YOU ARE HERE: LAT HomeCollectionsEquipment Failures

Equipment Failures

October 22, 2007 | Mary Beckman, Special to The Times
Last week, the Food and Drug Administration and heart device maker Medtronic told doctors to stop using a particular component -- the wire lead -- of Medtronic's latest generation of implanted heart defibrillators. Cardiologist Dr. William Maisel, a consultant to the FDA, explains what these devices do and what went wrong. What are these implantable heart devices? Implantable heart devices come in two types. The more common device, a pacemaker, is designed for hearts that beat too slowly.
October 11, 2007 | Stuart Silverstein, Times Staff Writer
As many as 10,000 Metrolink commuter rail passengers endured delays of up to about 90 minutes Wednesday night because of a breakdown of a train-switching system at Union Station in downtown Los Angeles, officials said. The mechanical problems also delayed four Amtrak trains, carrying about 950 passengers to and from Los Angeles, for more than an hour each. Denise Tyrrell, a spokeswoman for Metrolink, said the switching system breakdown occurred at 4:50 p.m.
September 26, 2007 | From Times Wire Reports
Communications equipment failed at a regional air-traffic control center, shutting down all airline traffic within 250 miles of Memphis and causing a ripple effect across the country that grounded dozens of passenger and cargo flights. The problem started when a major telephone line to the Memphis center went out. The Federal Aviation Administration said air-traffic control operations were back to normal about three hours later.
August 21, 2007 | From Times wire services
General Motors Corp. minivans are being investigated by U.S. safety regulators because of reports that power sliding doors on 2005 and 2006 models opened while the vans were in motion. The inquiry covers as many as 175,000 Buick Terraza, Chevrolet Uplander, Pontiac Montana SV6 and Saturn Relay minivans, the National Highway Traffic Safety Administration said. The agency said it received nine complaints of doors that opened.
August 15, 2007 | Tami Abdollah, Times Staff Writer
U.S. Customs officials said Tuesday that they had traced the source of last weekend's system outage that left 17,000 international passengers stranded in airplanes to a malfunctioning network interface card on a single desktop computer in the Tom Bradley International Terminal at LAX. The card, which allows computers to connect to a local area network, experienced a partial failure that started about 12:50 p.m.
August 14, 2007 | Ted Rohrlich and Tami Abdollah, Times Staff Writers
Aviation officials criticized U.S. Customs on Monday for being unprepared and taking too long to fix the weekend computer failure at LAX that left more than 17,000 international passengers stranded for hours in airplanes. Accustomed to frequent, short-lived outages, customs officials said they mistakenly believed their computers would be up and running within an hour Saturday. Then they made another mistake, aviation officials said.

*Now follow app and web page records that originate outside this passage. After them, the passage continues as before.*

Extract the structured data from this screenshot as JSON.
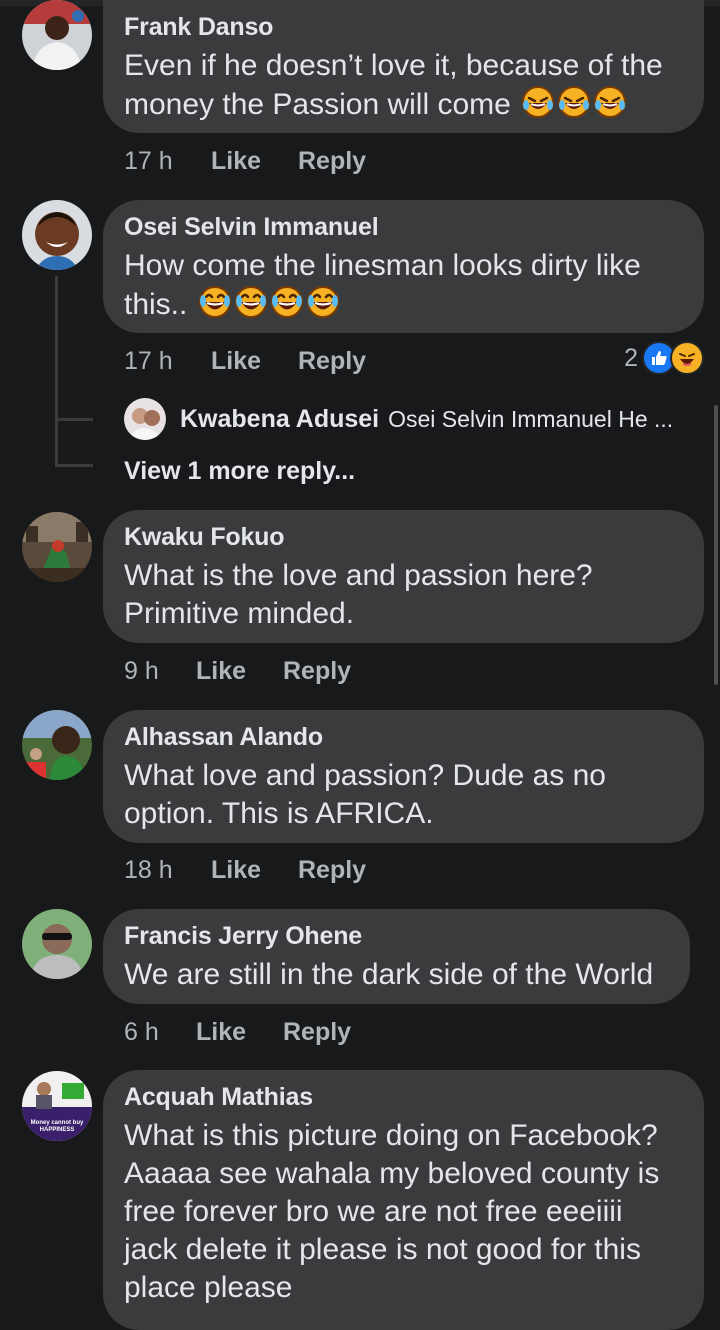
{
  "comments": [
    {
      "author": "Frank Danso",
      "text": "Even if he doesn’t love it, because of the money the Passion will come",
      "time": "17 h",
      "like": "Like",
      "reply": "Reply"
    },
    {
      "author": "Osei Selvin Immanuel",
      "text": "How come the linesman looks dirty like this..",
      "time": "17 h",
      "like": "Like",
      "reply": "Reply",
      "reaction_count": "2",
      "replies": {
        "author": "Kwabena Adusei",
        "preview": "Osei Selvin Immanuel He ...",
        "view_more": "View 1 more reply..."
      }
    },
    {
      "author": "Kwaku Fokuo",
      "text": "What is the love and passion here? Primitive minded.",
      "time": "9 h",
      "like": "Like",
      "reply": "Reply"
    },
    {
      "author": "Alhassan Alando",
      "text": "What love and passion? Dude as no option. This is AFRICA.",
      "time": "18 h",
      "like": "Like",
      "reply": "Reply"
    },
    {
      "author": "Francis Jerry Ohene",
      "text": "We are still in the dark side of the World",
      "time": "6 h",
      "like": "Like",
      "reply": "Reply"
    },
    {
      "author": "Acquah Mathias",
      "text": "What is this picture doing on Facebook? Aaaaa see wahala my beloved county is free forever bro we are not free eeeiiii jack delete it please is not good for this place please",
      "avatar_caption": "Money cannot buy HAPPINESS"
    }
  ],
  "colors": {
    "background": "#18191a",
    "bubble": "#3a3b3c",
    "text": "#e4e6eb",
    "muted": "#b0b3b8",
    "like_blue": "#1877f2",
    "haha_yellow": "#f7b125"
  },
  "icons": {
    "laughing_emoji": "rolling-on-floor-laughing-icon",
    "tears_emoji": "face-with-tears-of-joy-icon",
    "like_reaction": "thumbs-up-icon",
    "haha_reaction": "haha-icon"
  }
}
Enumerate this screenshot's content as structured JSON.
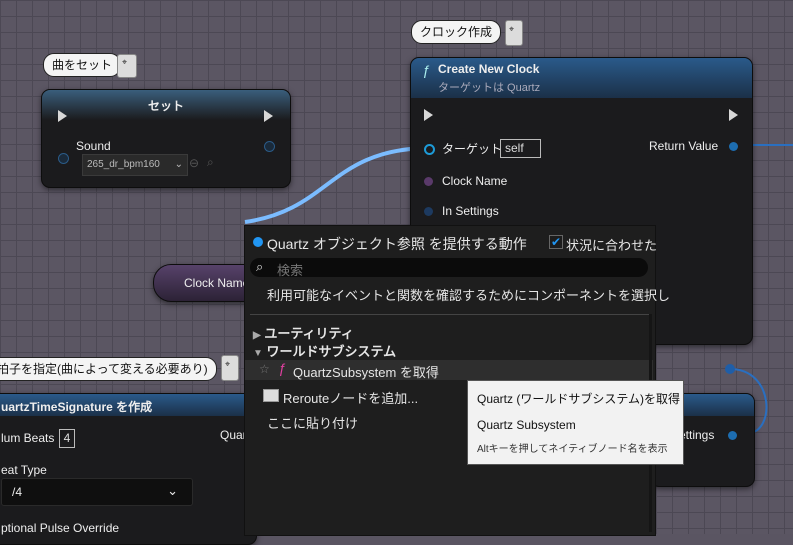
{
  "comments": {
    "set_song": "曲をセット",
    "create_clock": "クロック作成",
    "time_sig": "拍子を指定(曲によって変える必要あり)"
  },
  "set_node": {
    "title": "セット",
    "sound_label": "Sound",
    "sound_value": "265_dr_bpm160"
  },
  "clock_node": {
    "title": "Create New Clock",
    "subtitle": "ターゲットは Quartz",
    "target_label": "ターゲット",
    "target_value": "self",
    "clock_name_label": "Clock Name",
    "in_settings_label": "In Settings",
    "return_label": "Return Value"
  },
  "clock_name_node": {
    "label": "Clock Name"
  },
  "time_sig_node": {
    "title": "uartzTimeSignature を作成",
    "num_beats_label": "lum Beats",
    "num_beats_value": "4",
    "quar_label": "Quar",
    "beat_type_label": "eat Type",
    "beat_type_value": "/4",
    "pulse_label": "ptional Pulse Override"
  },
  "settings_node": {
    "label": "ettings"
  },
  "menu": {
    "title": "Quartz オブジェクト参照 を提供する動作",
    "context_label": "状況に合わせた",
    "context_checked": true,
    "search_placeholder": "検索",
    "info": "利用可能なイベントと関数を確認するためにコンポーネントを選択し",
    "cat_utility": "ユーティリティ",
    "cat_world": "ワールドサブシステム",
    "item_get": "QuartzSubsystem を取得",
    "item_reroute": "Rerouteノードを追加...",
    "item_paste": "ここに貼り付け"
  },
  "tooltip": {
    "line1": "Quartz (ワールドサブシステム)を取得",
    "line2": "Quartz Subsystem",
    "line3": "Altキーを押してネイティブノード名を表示"
  },
  "colors": {
    "object_pin": "#1d9bd8",
    "name_pin": "#9c5fb2",
    "struct_pin": "#2070c0",
    "wire": "#7bbcff",
    "menu_header_accent": "#2196f3"
  }
}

August 13, 2007 | Teresa Watanabe, Ted Rohrlich and Deborah Schoch, Times Staff Writers
A U.S. Customs computer outage that stranded more than 17,000 passengers at LAX was blamed Sunday on faulty hardware and an insufficient backup system that left frustrated travelers sitting on planes or standing in long lines. Saturday night's delays in screening people arriving on international flights were unprecedented, said Kevin Weeks, director of Los Angeles field operations for the U.S. Customs and Border Protection agency. The computer malfunction, which began at 2 p.m.
August 2, 2007 | From Times Wire Reports
NASA workers at Cape Canaveral traced a cabin leak on the shuttle Endeavour to one of two pressure-relief valves located behind the toilet but separate from the bathroom plumbing. NASA decided to replace the bad valve with one taken from space shuttle Atlantis. The newly installed component will be tested today.
August 1, 2007 | From Times Wire Reports
A week before Endeavour's planned liftoff, NASA was searching for the source of an air leak on the space shuttle. The leak was detected over the weekend at Cape Canaveral. NASA thought it fixed the problem by tightening a loose bolt, but new tests showed that air was still escaping from the crew cabin, a spokeswoman said.
July 31, 2007 | James S. Granelli, Times Staff Writer
BlackBerry customers on T-Mobile USA's network west of the Mississippi River lost e-mail service for nearly two hours Monday afternoon when a component in a router failed. The component handled only BlackBerry e-mails, so other T-Mobile services such as phone calls were unaffected. The e-mail service went out about 4 p.m. Pacific time and was restored by 5:45 p.m., T-Mobile spokesman Peter Dobrow said.
Los Angeles Times Articles